The First Minister said the decision to allow a rugby match to be used as a test event – but not a football game – is not a case of preferential treatment.
The Scottish Government granted permission for a limited number of fans to watch Edinburgh v Glasgow Warriors at Murrayfield on Friday.
But it rejected Celtic’s bid to have supporters when they play Motherwell on Sunday.
Nicola Sturgeon said test events were not about “trialling how it works with rugby versus football”, adding that anything learned from the rugby match will apply to football.
Speaking at the daily coronavirus briefing, she said: “We’re not trialling how it works with rugby versus football.
“I’ll let you into a wee secret here; the virus doesn’t care about the shape of the ball at these events.
“What we are testing is how we can operate within a stadium with spectators, and maintain and comply with all the physical distancing and other hygiene rules.

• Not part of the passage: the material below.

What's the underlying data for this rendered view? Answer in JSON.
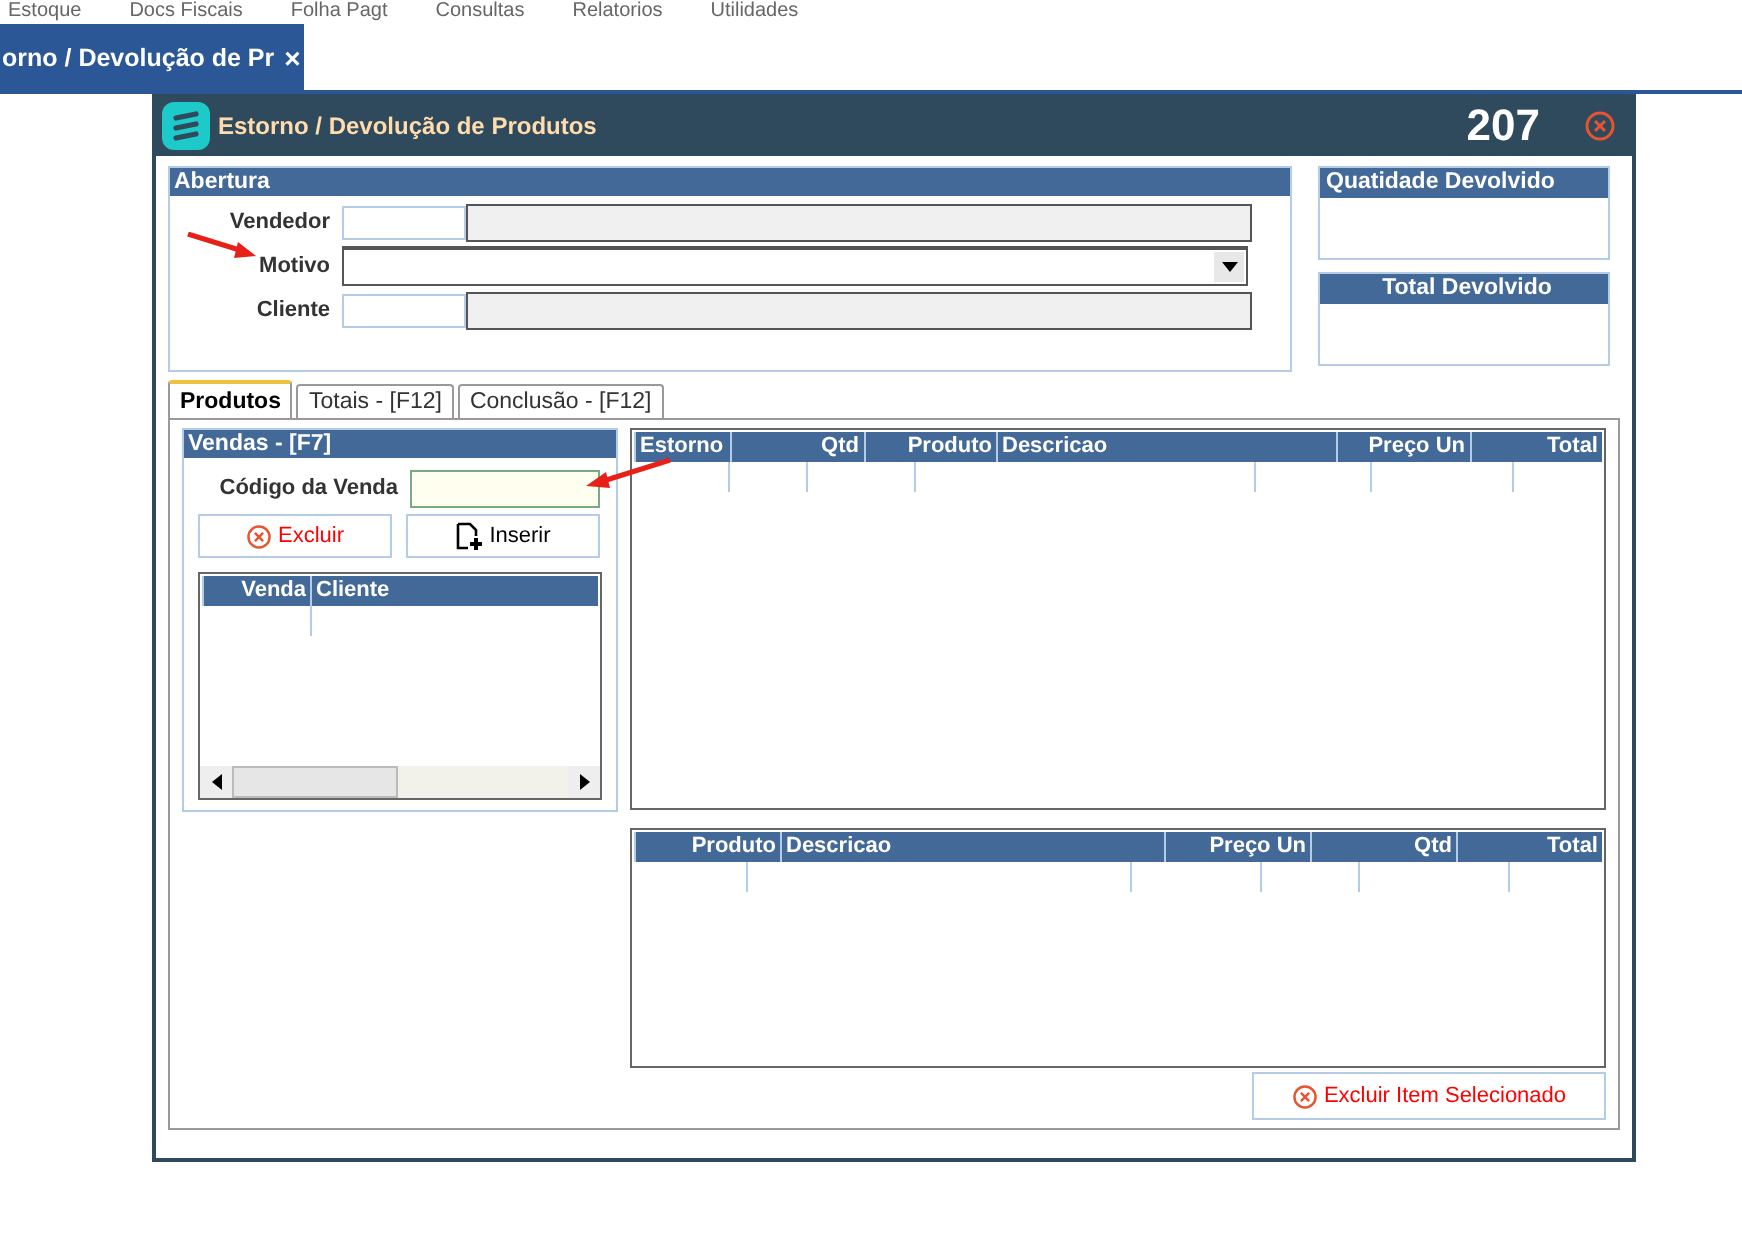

“The learning from rugby will apply to football because it’s not specific to rugby versus football.
“The virus really doesn’t care what sport it is, it just cares about having people to transmit from, one to the other, around, so the test event that will go ahead tomorrow night at Murrayfield with rugby will allow us to learn and to apply those lessons across different sports. “
September 14 has been identified as an indicative date for fans to return to sports stadiums across the country in restricted numbers.
Sturgeon asked fans to “bear with” the Scottish Government as it tries “to find the safest ways of giving as much normality back as possible.”
She said: “Hopefully in the not so distance future we’ll be able to move into having albeit limited number of spectators in stadiums or a variety of different sports not on a test and pilot basis but on a more general basis.
“So I would ask spectators and fans, whether it’s football or rugby, to bear with us just now.
“We’re trying to find the safest ways of giving as much normality back as possible.
“It’s not about preferring rugby over football or football over rugby or any sport over any other sport.
“It’s just about trying to keep people as safe as possible as we try to get life back to as much normality as possible.”